What the task asks> Below are the records. How many of their lines contain "Conntame"? Give only the number.

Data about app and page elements

***

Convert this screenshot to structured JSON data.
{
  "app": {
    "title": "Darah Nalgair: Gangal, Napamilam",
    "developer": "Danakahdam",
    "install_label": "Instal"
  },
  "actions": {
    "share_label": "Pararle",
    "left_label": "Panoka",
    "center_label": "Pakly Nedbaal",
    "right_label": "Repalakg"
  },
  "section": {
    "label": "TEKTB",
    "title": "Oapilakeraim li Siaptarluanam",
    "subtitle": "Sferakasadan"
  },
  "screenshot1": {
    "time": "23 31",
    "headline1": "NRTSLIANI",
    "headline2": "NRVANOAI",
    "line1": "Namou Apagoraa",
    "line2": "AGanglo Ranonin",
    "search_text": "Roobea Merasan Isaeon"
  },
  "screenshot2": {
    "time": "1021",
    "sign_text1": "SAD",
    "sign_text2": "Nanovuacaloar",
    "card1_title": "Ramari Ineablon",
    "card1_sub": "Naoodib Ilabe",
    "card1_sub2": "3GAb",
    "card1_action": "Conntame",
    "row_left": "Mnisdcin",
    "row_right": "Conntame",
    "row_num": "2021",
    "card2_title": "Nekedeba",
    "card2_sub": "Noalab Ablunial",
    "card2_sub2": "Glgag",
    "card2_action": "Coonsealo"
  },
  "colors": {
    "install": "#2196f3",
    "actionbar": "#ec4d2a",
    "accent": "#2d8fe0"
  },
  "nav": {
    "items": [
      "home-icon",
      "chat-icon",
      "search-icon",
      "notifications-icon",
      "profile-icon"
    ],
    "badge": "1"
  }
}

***

Output of the task> 2